# To do
Only the number is wanted: how many lines of the listing below contain "title"?

*** Extracted data ***

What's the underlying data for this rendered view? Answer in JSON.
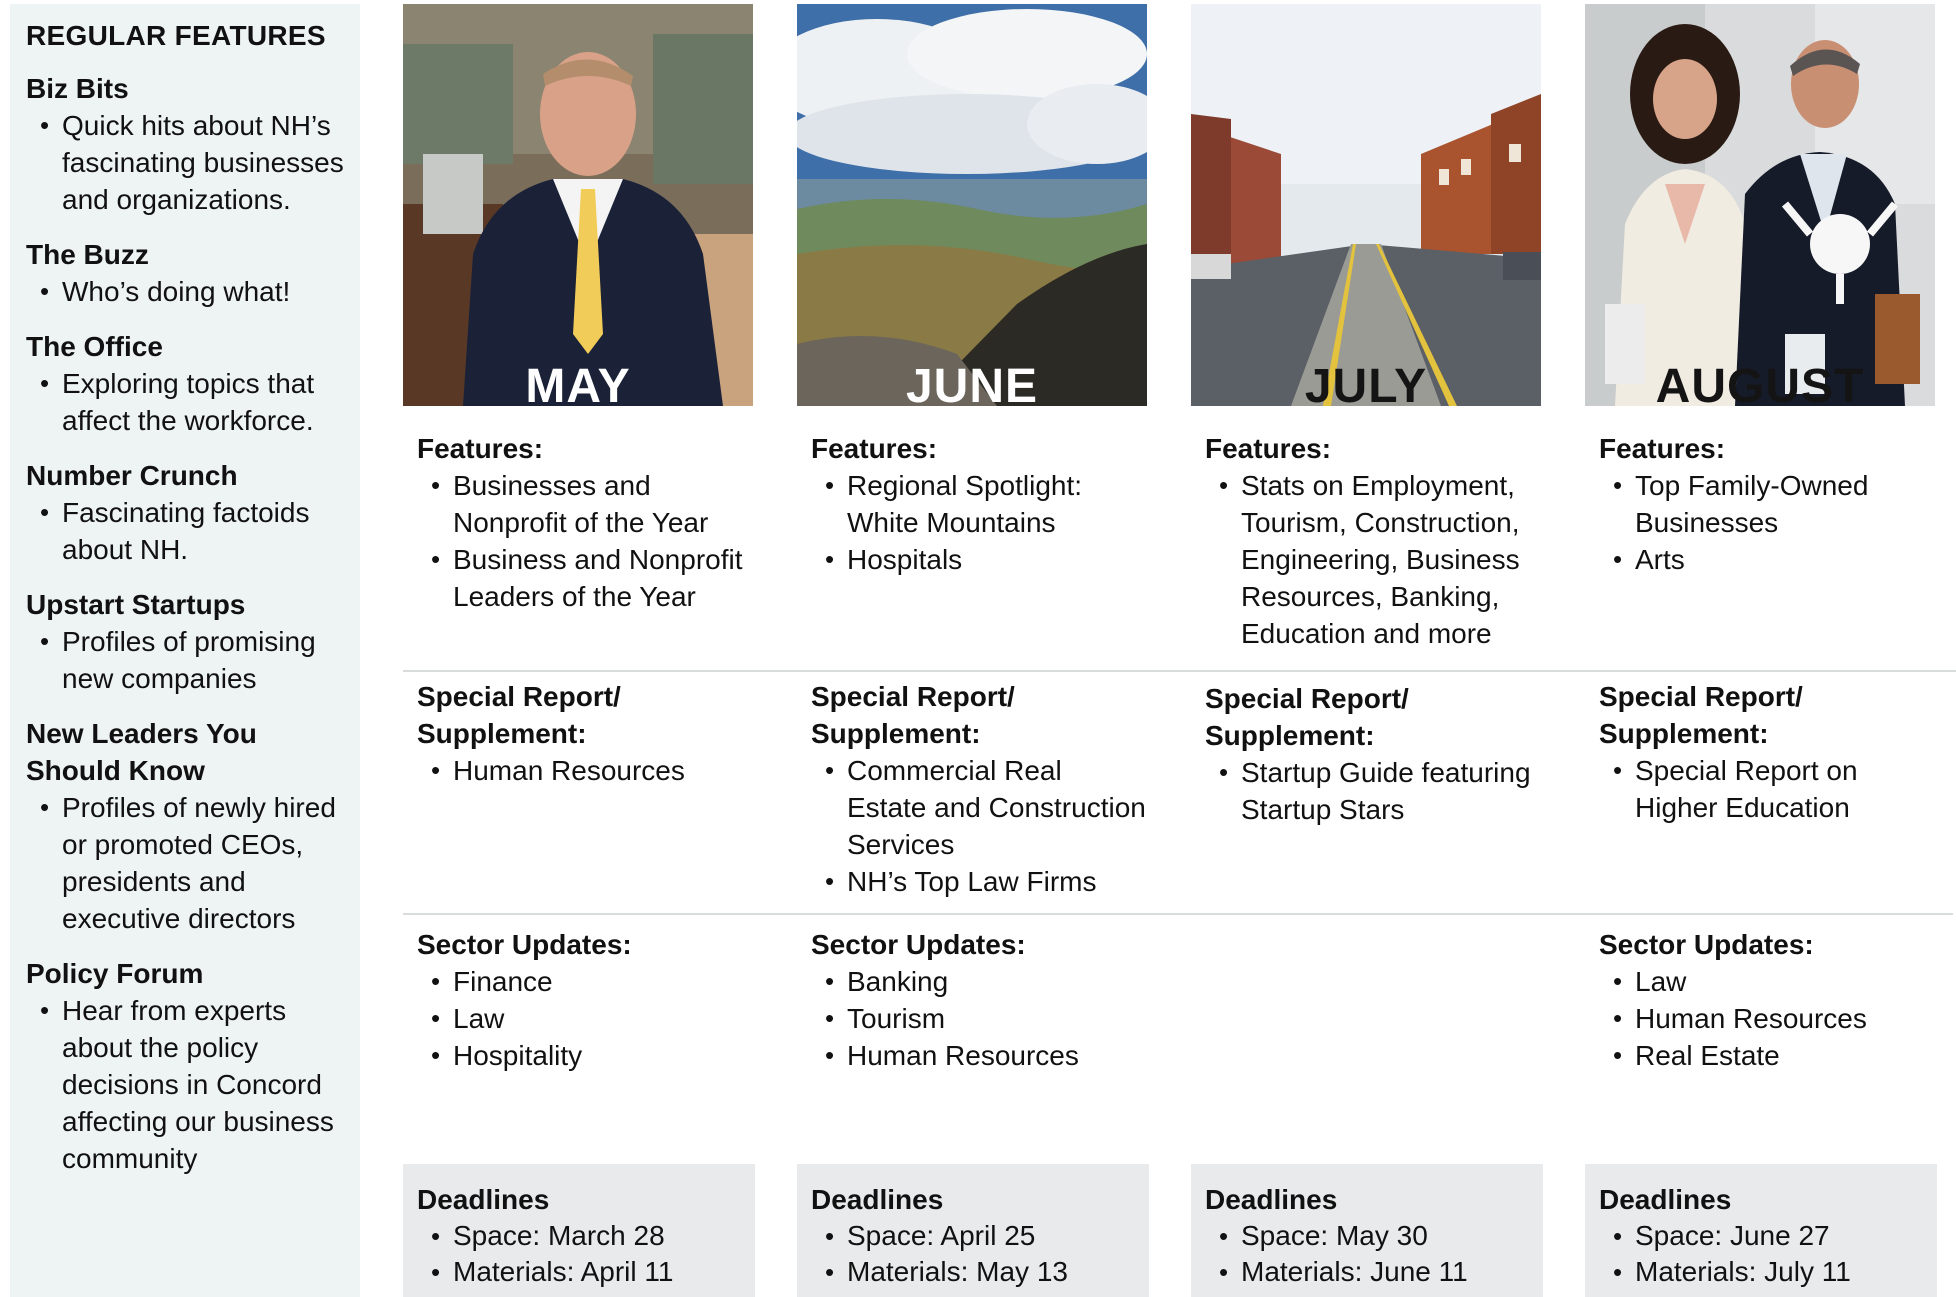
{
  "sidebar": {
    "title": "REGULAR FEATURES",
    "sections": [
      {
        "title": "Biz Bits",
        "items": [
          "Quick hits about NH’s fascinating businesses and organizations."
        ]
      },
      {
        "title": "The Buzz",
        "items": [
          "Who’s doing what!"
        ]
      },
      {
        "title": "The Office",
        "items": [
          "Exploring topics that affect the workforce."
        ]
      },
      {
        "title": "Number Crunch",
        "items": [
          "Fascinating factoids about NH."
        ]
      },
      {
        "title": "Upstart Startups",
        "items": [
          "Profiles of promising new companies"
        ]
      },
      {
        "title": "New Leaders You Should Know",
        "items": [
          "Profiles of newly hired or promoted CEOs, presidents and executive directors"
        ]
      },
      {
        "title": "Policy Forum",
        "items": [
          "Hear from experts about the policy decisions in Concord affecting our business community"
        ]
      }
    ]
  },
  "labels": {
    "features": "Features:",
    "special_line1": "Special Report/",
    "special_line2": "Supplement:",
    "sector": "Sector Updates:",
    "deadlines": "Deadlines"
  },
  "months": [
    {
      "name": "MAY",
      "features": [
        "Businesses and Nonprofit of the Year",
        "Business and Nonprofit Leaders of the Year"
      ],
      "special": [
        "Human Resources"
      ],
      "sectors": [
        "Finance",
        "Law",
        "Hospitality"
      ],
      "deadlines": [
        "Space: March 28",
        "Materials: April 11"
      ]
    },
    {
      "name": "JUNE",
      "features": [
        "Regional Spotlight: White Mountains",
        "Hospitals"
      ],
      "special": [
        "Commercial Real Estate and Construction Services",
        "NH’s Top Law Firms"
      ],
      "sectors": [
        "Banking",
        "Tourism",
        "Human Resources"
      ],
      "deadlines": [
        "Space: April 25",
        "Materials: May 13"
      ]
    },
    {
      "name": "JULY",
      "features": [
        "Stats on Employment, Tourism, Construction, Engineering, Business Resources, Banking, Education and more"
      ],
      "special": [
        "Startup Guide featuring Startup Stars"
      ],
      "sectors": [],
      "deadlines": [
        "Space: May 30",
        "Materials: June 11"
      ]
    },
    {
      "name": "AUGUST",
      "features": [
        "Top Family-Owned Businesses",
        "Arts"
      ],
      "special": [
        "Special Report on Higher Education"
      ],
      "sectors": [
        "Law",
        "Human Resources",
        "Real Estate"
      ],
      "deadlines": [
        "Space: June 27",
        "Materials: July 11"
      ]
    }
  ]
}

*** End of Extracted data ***

# Written solution
8